Friday, November 9, 2018
8209 - Lobby Level (Marriott Wardman Park)

*Names in bold indicate Presenter

JungAh (Claire) Yun, Kean University and Norma Riccucci, Rutgers University

The field of public administration has long been interested in cross-sector collaboration (CSC); how cross-sector collaboration can achieve policy goals and improve the quality of public service. It has also been described in the context of contractual relationships and public private partnerships to facilitate and motivate organizational and institutional changes (Sorensen & Torfing, 2011). Cross-sector collaboration (CSC) is mainly initiated and sustained by individual entrepreneurs, but special arrangements have been followed to achieve collaborative advantages (O'Leary, 2015).

The major challenges have been accountability, defining public values for new forms of governments and their partners (Becker, 2010; Kettl, 2006; Posner, 2002; Romzek, LeRoux, Johnston, Kempf, & Piatak, 2014). An increase in contractual relationships and other special arrangements with governments requires governments to incorporate their capacity, attitude, and leadership for cross-sector collaboration.
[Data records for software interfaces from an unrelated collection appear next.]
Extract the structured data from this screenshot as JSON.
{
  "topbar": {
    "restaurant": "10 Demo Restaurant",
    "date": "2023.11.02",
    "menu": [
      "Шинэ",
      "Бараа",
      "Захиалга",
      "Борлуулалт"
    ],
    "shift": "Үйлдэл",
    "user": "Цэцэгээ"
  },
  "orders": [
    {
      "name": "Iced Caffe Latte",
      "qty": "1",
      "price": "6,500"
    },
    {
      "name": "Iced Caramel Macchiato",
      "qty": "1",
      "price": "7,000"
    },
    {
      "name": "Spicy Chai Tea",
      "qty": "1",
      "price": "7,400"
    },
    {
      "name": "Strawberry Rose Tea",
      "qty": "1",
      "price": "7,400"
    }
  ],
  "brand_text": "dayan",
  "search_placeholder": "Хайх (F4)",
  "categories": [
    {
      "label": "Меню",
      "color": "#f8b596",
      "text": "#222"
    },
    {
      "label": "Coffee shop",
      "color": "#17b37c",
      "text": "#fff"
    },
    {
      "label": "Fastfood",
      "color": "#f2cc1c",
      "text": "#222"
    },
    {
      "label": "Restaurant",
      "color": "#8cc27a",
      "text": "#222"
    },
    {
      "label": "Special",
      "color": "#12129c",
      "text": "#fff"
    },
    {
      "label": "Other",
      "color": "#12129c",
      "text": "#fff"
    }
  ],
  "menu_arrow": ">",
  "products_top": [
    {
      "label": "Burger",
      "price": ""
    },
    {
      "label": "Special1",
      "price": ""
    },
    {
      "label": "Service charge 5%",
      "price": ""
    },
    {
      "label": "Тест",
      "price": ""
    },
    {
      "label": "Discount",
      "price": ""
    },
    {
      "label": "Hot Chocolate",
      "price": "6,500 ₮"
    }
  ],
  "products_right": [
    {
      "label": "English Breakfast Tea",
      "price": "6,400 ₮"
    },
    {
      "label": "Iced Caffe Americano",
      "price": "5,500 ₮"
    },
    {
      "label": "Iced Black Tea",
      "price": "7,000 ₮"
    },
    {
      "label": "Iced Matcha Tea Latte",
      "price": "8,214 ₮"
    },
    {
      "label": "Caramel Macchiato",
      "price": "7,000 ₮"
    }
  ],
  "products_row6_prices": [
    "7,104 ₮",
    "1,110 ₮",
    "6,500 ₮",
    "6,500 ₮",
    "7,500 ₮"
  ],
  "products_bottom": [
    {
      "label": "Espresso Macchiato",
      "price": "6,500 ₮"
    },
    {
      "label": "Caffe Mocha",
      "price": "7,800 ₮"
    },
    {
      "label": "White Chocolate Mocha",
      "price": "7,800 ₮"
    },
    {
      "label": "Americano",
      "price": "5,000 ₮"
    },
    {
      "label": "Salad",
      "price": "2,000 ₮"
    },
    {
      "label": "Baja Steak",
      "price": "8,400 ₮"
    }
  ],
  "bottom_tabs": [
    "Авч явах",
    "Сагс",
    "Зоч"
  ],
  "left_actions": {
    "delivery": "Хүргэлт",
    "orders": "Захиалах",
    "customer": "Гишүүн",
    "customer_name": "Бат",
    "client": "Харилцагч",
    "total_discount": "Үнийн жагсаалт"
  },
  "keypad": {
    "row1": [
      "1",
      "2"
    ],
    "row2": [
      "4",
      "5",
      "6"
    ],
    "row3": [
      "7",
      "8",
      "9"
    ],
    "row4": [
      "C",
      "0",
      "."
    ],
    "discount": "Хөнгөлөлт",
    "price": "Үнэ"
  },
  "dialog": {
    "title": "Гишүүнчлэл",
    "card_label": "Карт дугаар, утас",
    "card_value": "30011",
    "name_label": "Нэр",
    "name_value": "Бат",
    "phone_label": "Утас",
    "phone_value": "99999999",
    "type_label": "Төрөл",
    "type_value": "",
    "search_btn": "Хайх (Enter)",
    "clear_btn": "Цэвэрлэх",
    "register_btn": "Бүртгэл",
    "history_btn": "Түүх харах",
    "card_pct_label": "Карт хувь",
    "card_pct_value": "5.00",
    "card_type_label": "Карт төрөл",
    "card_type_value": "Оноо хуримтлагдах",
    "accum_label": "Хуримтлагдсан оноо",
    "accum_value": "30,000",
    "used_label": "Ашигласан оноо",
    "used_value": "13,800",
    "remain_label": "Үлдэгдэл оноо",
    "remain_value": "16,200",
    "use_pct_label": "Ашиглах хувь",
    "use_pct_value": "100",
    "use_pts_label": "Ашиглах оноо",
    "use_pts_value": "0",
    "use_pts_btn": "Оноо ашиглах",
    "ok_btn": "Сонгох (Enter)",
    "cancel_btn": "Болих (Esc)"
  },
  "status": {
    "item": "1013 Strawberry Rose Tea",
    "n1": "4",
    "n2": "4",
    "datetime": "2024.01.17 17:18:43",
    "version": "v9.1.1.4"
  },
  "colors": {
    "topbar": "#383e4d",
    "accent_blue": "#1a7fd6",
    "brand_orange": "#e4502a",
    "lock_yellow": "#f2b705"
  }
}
In other words, cross-sector collaboration requires us to extend the boundary of public management to partners, managers and citizens (Emerson, Nabatchi, & Balogh, 2012; Kettl, 2006). In this sense, effective collaborative relationships depend upon the understanding of the shared goals and values of partners and multiple stakeholders.

Business Improvement Districts (BIDs) are considered as a form of special-purpose government and cross-sector collaboration(Becker, 2010; Grossman & Holzer, 2016). The BIDs exist not only as a form of public entrepreneurship to solve challenges in communities, but they also require capacity to manage and govern this special arrangement through cross-sector participants' collaboration. Thus, understanding cross-sector collaboration and pursuing leadership tasks for creating a cross-sector regime will be critical for success (Bryson, Crosby, & Stone, 2006; Cristofoli, Meneguzzo, & Riccucci, 2017).

Data & Methods This study uses mixed methods to examine collaborative advantages and challenges created by different perspectives of participants. A total of 20 interviews were conducted with board members (11) and executive directors (9) from 10 different SIDs in New Jersey. Interviews are conducted by using semi-structured interview questions prepared with open-ended questions. For the quantitative analysis, a survey has been designed based on the findings of interviews. The survey was conducted through online access.

Findings The findings suggest that collaboration can be enhanced by supports as well as capacities of multiple participants. BIDs can be strengthened by collaborative governance, such as professional expertise of managing directors and active participation of volunteering board/trust members. However, BIDs could not be sustained without support from governments and communities, because they can be politically vulnerable to the whims of multiple partners. Furthermore, participants perceive differences and improvements achieved by successful BIDs and request more participation of communities for greater success. Although economic and institutional challenges are the biggest challenges for declining city and town areas, BIDs are important collaborative efforts made by governments as well as private and nonprofit organizations.